I can imagine that an irate Holocaust denying parent writing an email to a Principal complaining about an elective course offering and, perhaps, a school-wide assembly on the topic… and I can see where a Principal’s appeasing response might be taken out of context as evidence that his personal equivocation on the issue. What I found astounding was what followed:

“I can’t say the Holocaust is a factual, historical event because I am not in a position to do so as a school district employee,” Mr. Latson wrote, making a distinction between his personal beliefs about the Holocaust and his role as the leader of a public school. “I do allow information about the Holocaust to be presented and allow students and parents to make decisions about it accordingly. I do the same with information about slavery.”

I cannot fathom how anyone “…can’t say the Holocaust is a factual, historical event” and then justify such a stance based upon his status as a “…school district employee”. Then, in case the reader has any doubts about Mr. Latson’s wisdom, depth of knowledge of history, or political savvy, he indicates that he not only allows students and parents to make up their own facts about the Holocaust, he invites them to do the same thing with slavery!

Thankfully, the citizens of Boca Raton did not take kindly to Mr. Latson’s thinking and the school district did the right thing:

The comments set off an intense backlash in South Florida, which has a significant Jewish population and has among the highest concentrations of Holocaust survivors in the world. Thousands signed an online petition calling for Mr. Latson’s resignation, and on Monday, the Palm Beach County school district announced that he would be stripped of his position as principal and reassigned to another job in the district.

In response to the rise in anti-Semitism in the state, the Florida legislature has mandated instruction on the Holocaust in order to ensure that every student who graduates from Florida schools is aware of the horrific genocide that occurred in World War II. The Palm Beach County School Board Chair, Frank A. Barbieri Jr., emphasized that the district’s curriculum exceeds what is required by the state mandate.

“Every generation must recognize, and learn from, the atrocities of the Holocaust’s incomprehensible suffering and the enduring stain that it left on humankind,” he said. “It is only through high-quality education, and thought-provoking conversations, that history won’t repeat itself.”

And leaders in the Jewish community also weighed in:

Mr. Levin, of the Jewish Federation of South Palm Beach County, said that the Holocaust should be treated like other undebatable facts throughout history, from the Roman Empire to the Revolutionary War to slavery.

“We simply don’t let educators pick and choose what is a philosophical debate and what is not,” he said, adding: “There is no way to be politically correct about the Holocaust. It is a fact of life.

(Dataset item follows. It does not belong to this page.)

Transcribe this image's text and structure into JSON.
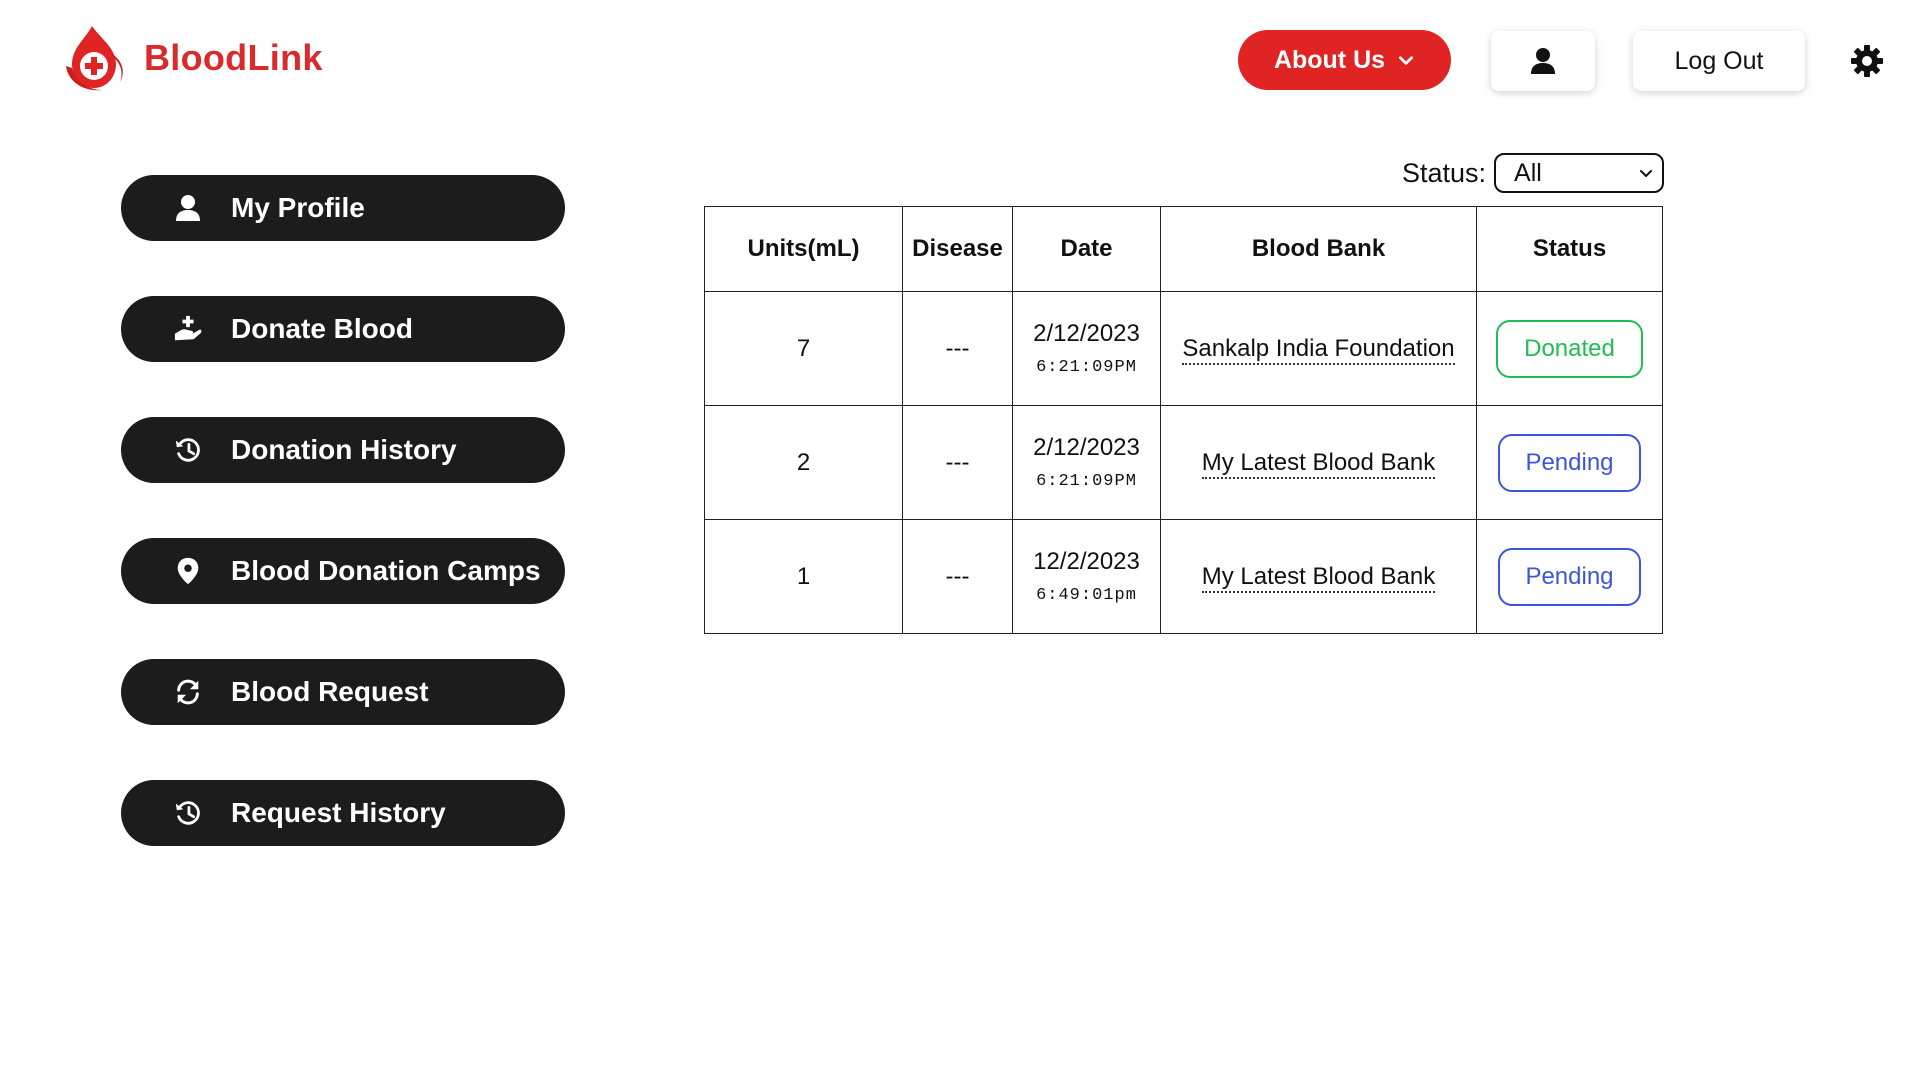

It IS a fact of life… like climate change, like the need for vaccines, like many inconvenient facts of history and science. When the day comes that we get to choose facts democracy dies.